What is interesting is that if you look, you’ll find that all demonic systems are set up in just the same way — heirarchies of submission, leading up to one person with all of the power. Each person on the level below owes his position to the person above and is therefore beholden to him. Now in a corporation this kind of heirarchy seems to work at least reasonably well, but in church or government it seems to consistently lead to something unhealthy. Why is that? Because in a corporation people voluntarily submit. If you don’t like things, you can leave. On the other hand, if you don’t submit to an authoritarian government you will be shot, and if you don’t submit to an authority in an authoritarian church, even worse, you’ll lose your salvation. When people involuntarily submit to something because they feel they have no other choice, the person over them has absolute power. This is in fact the structure of the devil’s Kingdom — a heirarchy of fear. Individual impulses are crushed by obedience to the “system.”
The shepherds had observed that the basis of the devil’s kingdom was rebellion. This is true and of course it made even more sense at the time, when they were watching the greatest cultural rebellion in American history and its attempt to overthrow everything that was decent about our country. What perhaps they failed to recognize was that if the rebellion had won, a new totalitarian system would have been set up. The devil’s kingdom may be made up of rebels, but he only allows them to express it in reference to God and Godly authority. In his kingdom, absolute obedience is demanded and individuality is punished.
God’s Kingdom, inaugurated in the New Testament, is not this way. As God and King, Jesus wants to and has the ability to be in direct contact with all of his subjects. Not through an endless hierarchy, but directly. He comes to live in each one of us and rule over our consciences. This means that people have internal government. The more internal government people have, the less is external government is needed. Sin is in the heart, so no external authority can remove it, all it can do is make it hide in fear. The presence of such fear prevents the grace of God from working. The gospel is based on human choice to voluntarily submit to Jesus and everything good. Does this mean that anyone can just do anything they want in the church? No. The devil will always use chaos to bring in dischord, then rebellion, then his autocratic kingdom of fear.
Since the shepherding movement it has been popular to say that “God’s Kingdom is not a democracy, it’s a monarchy.” The inference is that because we have a King, we should have a top down heirarchy. Like worldly kings, Jesus does designate subordinates to carry out his will and lead his people, but becaues of internal government, they function quite differently. The authorities in the church are put in place to keep the devil out and the Holy Spirit in. Whenever forcible submission or rebellion appear, Jesus’ government is deminished, because the instrument of his authority is the voluntary submission of His subjects.

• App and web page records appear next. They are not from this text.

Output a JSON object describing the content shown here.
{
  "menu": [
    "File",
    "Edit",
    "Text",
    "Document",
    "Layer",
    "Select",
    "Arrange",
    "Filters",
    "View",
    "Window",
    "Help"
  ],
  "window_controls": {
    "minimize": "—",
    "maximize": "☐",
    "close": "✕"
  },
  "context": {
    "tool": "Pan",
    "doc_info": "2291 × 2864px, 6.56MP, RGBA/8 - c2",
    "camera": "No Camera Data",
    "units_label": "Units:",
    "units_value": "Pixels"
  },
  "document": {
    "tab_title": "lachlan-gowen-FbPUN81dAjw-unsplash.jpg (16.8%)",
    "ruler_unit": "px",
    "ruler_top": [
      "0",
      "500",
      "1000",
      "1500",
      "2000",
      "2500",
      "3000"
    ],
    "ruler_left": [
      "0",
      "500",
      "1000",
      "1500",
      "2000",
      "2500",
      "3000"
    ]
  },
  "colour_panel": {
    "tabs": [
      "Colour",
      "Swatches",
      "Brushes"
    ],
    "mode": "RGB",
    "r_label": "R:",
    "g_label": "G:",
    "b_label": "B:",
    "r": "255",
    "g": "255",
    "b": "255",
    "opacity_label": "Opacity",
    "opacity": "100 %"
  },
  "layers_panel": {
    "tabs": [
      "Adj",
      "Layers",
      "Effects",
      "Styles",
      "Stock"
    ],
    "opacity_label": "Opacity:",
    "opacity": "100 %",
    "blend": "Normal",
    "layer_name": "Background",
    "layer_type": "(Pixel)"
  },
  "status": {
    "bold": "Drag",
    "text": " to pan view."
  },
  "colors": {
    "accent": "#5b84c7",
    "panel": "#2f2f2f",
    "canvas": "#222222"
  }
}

The leaders in his church are compared to shepherds because it is their job to protect and feed Jesus’ sheep from wolves. They also lead them to water and herd them, but if Jesus wanted an analogy of a submissive hierarchy, he would not have chosen a shepherd (pastor) as his description of this leadership. We are a flock of individuals that Jesus and his shepherds care about by name.